Reproduce the whole listing, character for character.
Start of Information given
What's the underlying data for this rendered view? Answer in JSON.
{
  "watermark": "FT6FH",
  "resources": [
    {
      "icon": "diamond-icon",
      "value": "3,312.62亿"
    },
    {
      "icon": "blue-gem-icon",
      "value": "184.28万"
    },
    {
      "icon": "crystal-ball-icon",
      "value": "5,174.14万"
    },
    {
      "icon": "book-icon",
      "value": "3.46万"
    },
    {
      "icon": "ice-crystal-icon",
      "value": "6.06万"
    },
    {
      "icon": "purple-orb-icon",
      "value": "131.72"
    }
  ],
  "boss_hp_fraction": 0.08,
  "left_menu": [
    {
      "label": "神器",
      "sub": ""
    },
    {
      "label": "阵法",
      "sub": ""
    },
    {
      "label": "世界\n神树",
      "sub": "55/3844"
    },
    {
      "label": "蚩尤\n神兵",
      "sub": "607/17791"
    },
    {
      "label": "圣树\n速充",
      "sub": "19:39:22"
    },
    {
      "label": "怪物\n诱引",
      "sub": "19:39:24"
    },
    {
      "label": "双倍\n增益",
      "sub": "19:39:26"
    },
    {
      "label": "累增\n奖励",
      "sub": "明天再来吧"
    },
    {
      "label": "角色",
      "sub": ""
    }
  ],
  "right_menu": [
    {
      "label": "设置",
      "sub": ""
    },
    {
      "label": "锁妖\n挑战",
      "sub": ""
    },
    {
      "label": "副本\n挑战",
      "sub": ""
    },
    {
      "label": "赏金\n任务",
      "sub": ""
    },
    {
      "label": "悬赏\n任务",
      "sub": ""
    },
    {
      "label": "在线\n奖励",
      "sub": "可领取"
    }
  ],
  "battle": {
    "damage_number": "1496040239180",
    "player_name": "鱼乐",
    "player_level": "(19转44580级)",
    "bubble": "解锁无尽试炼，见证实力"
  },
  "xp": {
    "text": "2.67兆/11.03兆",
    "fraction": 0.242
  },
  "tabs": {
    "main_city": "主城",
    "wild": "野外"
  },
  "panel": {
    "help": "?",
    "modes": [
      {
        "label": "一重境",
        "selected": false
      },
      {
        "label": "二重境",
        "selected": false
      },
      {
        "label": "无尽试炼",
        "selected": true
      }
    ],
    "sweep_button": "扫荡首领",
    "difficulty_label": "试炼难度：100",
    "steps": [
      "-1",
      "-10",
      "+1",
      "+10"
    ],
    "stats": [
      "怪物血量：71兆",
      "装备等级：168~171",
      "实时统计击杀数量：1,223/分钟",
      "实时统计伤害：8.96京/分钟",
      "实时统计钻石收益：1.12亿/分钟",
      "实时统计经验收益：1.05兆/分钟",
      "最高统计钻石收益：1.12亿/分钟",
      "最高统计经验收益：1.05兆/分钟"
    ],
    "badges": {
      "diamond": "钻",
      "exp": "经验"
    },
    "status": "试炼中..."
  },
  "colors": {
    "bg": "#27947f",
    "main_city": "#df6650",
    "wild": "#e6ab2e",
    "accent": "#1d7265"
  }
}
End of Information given
→ Written reply:
What's the underlying data for this rendered view? Answer in JSON.
{
  "watermark": "FT6FH",
  "resources": [
    {
      "icon": "diamond-icon",
      "value": "3,312.62亿"
    },
    {
      "icon": "blue-gem-icon",
      "value": "184.28万"
    },
    {
      "icon": "crystal-ball-icon",
      "value": "5,174.14万"
    },
    {
      "icon": "book-icon",
      "value": "3.46万"
    },
    {
      "icon": "ice-crystal-icon",
      "value": "6.06万"
    },
    {
      "icon": "purple-orb-icon",
      "value": "131.72"
    }
  ],
  "boss_hp_fraction": 0.08,
  "left_menu": [
    {
      "label": "神器",
      "sub": ""
    },
    {
      "label": "阵法",
      "sub": ""
    },
    {
      "label": "世界\n神树",
      "sub": "55/3844"
    },
    {
      "label": "蚩尤\n神兵",
      "sub": "607/17791"
    },
    {
      "label": "圣树\n速充",
      "sub": "19:39:22"
    },
    {
      "label": "怪物\n诱引",
      "sub": "19:39:24"
    },
    {
      "label": "双倍\n增益",
      "sub": "19:39:26"
    },
    {
      "label": "累增\n奖励",
      "sub": "明天再来吧"
    },
    {
      "label": "角色",
      "sub": ""
    }
  ],
  "right_menu": [
    {
      "label": "设置",
      "sub": ""
    },
    {
      "label": "锁妖\n挑战",
      "sub": ""
    },
    {
      "label": "副本\n挑战",
      "sub": ""
    },
    {
      "label": "赏金\n任务",
      "sub": ""
    },
    {
      "label": "悬赏\n任务",
      "sub": ""
    },
    {
      "label": "在线\n奖励",
      "sub": "可领取"
    }
  ],
  "battle": {
    "damage_number": "1496040239180",
    "player_name": "鱼乐",
    "player_level": "(19转44580级)",
    "bubble": "解锁无尽试炼，见证实力"
  },
  "xp": {
    "text": "2.67兆/11.03兆",
    "fraction": 0.242
  },
  "tabs": {
    "main_city": "主城",
    "wild": "野外"
  },
  "panel": {
    "help": "?",
    "modes": [
      {
        "label": "一重境",
        "selected": false
      },
      {
        "label": "二重境",
        "selected": false
      },
      {
        "label": "无尽试炼",
        "selected": true
      }
    ],
    "sweep_button": "扫荡首领",
    "difficulty_label": "试炼难度：100",
    "steps": [
      "-1",
      "-10",
      "+1",
      "+10"
    ],
    "stats": [
      "怪物血量：71兆",
      "装备等级：168~171",
      "实时统计击杀数量：1,223/分钟",
      "实时统计伤害：8.96京/分钟",
      "实时统计钻石收益：1.12亿/分钟",
      "实时统计经验收益：1.05兆/分钟",
      "最高统计钻石收益：1.12亿/分钟",
      "最高统计经验收益：1.05兆/分钟"
    ],
    "badges": {
      "diamond": "钻",
      "exp": "经验"
    },
    "status": "试炼中..."
  },
  "colors": {
    "bg": "#27947f",
    "main_city": "#df6650",
    "wild": "#e6ab2e",
    "accent": "#1d7265"
  }
}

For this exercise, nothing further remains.